Call us soft (and many of our friends have), but we've always been a fan of Crazy Creek chairs. (Our tripmates have consistently sneered "Lazy Geek" chairs, and then promptly sat in them when we got up to pee.) We also like the contraptions that turn your sleeping pad into a chair, like this one from Big Agnes.
The American Alpine Institute (AAI) is a 35-year old mountain school best know for its advanced trainings, expeditions, and exceptional instruction, as well as its committment to protecting public lands. Of course, they also know a thing or two about gear, and this summer at the Outdoor Retailer Show, they presented 11 Guides Choice awards.
AAI guides rate the gear year round in the desert, cold weather, rain, snow, high wind, and in high altitude environments. AAI states on its website that “Because of the intensity and constancy of use, the wear and stress that gear receives during these tests corresponds to many years of use by a recreational climbers.”
We believe it. And not just because they say so: about a third of the products below have shown up in our last few Buyer's Guides. Here's what got the gold from AAI:

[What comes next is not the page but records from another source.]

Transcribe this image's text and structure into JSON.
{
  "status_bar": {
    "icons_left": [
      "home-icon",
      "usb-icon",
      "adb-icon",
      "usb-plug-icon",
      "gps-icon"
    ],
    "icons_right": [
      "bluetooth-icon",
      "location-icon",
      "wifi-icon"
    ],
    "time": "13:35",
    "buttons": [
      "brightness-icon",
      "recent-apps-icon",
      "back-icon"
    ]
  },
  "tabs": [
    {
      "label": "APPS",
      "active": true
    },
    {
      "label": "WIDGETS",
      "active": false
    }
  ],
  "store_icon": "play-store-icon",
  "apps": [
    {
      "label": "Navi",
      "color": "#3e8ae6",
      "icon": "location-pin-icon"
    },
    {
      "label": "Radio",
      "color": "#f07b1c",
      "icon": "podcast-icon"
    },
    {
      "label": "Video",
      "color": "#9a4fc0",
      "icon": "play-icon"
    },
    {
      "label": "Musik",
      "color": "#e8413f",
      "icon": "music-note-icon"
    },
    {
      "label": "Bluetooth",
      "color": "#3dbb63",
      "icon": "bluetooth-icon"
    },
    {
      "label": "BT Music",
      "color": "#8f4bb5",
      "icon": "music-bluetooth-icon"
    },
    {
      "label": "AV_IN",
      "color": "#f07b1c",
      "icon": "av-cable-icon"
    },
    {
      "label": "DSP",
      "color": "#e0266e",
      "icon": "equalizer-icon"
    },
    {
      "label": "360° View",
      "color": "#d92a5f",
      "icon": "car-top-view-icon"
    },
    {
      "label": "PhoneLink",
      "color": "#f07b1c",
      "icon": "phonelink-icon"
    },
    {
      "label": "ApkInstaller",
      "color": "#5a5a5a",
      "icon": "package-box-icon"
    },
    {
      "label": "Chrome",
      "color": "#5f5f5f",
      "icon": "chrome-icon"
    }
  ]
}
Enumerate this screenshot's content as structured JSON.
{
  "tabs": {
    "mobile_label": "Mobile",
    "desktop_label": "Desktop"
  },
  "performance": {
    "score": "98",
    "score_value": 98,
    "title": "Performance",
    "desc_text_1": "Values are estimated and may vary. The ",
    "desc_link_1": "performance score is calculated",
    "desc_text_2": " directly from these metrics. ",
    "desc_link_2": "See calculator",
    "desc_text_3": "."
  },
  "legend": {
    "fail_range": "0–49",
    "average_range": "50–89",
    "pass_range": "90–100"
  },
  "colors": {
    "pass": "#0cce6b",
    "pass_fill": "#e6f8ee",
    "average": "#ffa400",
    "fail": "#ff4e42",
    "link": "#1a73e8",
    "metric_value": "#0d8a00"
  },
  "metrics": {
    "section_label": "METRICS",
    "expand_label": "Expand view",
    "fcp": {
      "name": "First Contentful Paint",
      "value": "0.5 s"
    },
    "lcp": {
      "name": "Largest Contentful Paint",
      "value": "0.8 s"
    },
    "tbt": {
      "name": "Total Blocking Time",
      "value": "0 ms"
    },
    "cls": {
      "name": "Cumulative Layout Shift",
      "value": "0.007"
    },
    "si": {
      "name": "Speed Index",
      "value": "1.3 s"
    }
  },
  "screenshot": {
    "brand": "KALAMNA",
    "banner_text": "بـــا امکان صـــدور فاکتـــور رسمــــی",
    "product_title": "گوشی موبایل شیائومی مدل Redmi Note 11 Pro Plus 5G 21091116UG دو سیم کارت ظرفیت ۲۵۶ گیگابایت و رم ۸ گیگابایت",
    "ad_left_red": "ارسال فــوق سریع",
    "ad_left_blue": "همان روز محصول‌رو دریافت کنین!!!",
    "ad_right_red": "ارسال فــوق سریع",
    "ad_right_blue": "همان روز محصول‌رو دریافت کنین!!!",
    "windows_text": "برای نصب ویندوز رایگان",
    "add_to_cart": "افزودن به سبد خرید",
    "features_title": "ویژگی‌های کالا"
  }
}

AAI states: “As more and more people venture into the backcountry every year, management of human waste become increasingly important to protecting the health of our pristine wilderness areas. Weighing only 65 grams the Biffy Bag system is smaller and lighter than all of the competitors. Our guides liked that the system is made up of two independent bags, minimizing the possibility of a puncture leading to nasty situation. The Biffy Bag is unique because its design allows it to be used easily without a bucket or commode. The user simply ties two straps around their waist, pulls the bag up between their legs while squatting to do their business. The Biffy Bag kit includes, an odor-proof zip-top transport bag, 1 biodegradable inner bag, an ample amount of toilet paper, Biffy Powder (neutralizing agent) and a sanitizing hand wipe.”
From Springer Mountain in Georgia to Mount Katahdin in Maine, the Appalachian Trail is almost 2,200 miles of White Blaze, Trail Angels and Lean-Tos. And somewhere in West Virginia, in a town named Harpers Ferry, the Appalachian Trail Conservancy (ATC), the organization who manages and protects that long and winding road, has its headquarters. Harpers Ferry is considered the halfway point of the trail (If you're really doing the math, the actual halfway point is 75 miles north in Gardners, PA near the Appalachian Trail Museum, which opened last year in 2010), and for Northbounders and Southbounders alike, taking your photo at the headquarters has become a ritual for those intending to walk the entire trail.
Having your photo taken at the Appalachian Trail Conservancy headquarters has become a standard ritual for those hikers intending on walking the entire A.T. One of the functions of the ATC, as the lead organization in managing and protecting the A.T., is to maintain the official 2,000-miler registry of all those who have completed the A.T. This tradition started in 1979 when ATC staff member Jean Cash (known to legions of hikers as "Trail Mom") started taking pictures of hikers with a Polaroid. According to the ATC's website, "the practice became a standard procedure, and a numbering system was developed that served as an informal registration."
For those of you adverse to getting into a sleeping bag with with mud caked on your legs, dirty and tired from a day in the woods, here's a piece of gear will prevent that pre-sleep complaining. New Hampshire based Nemo plans to release its new Helio Pressure Shower this spring. This backcountry bath comes in a neatly nested kit that provides five-to-seven minutes of water pressure. Fill the 11-liter fabric tank, let the water warm in the sun, set the tank on the ground, then give the pump a gentle press with your foot every 30 seconds to a minute while holding the seven foot nozzled neoprene shower hose overhead.
Do you find sleeping bags too confining? Are you a sleepwalker concerned about frostbite on your late night excursions? Are you jealous of small children who have onesie pajamas with feet? Then do we have something for you.
Introducing the Selk'bag. This Gumby-like, polyester-filled, insulating outfit is a sleeping bag with legs, arms, a hood, and feet. The feet have reinforced nylon soles, and the hands now have no-zip quick release in-and-out access.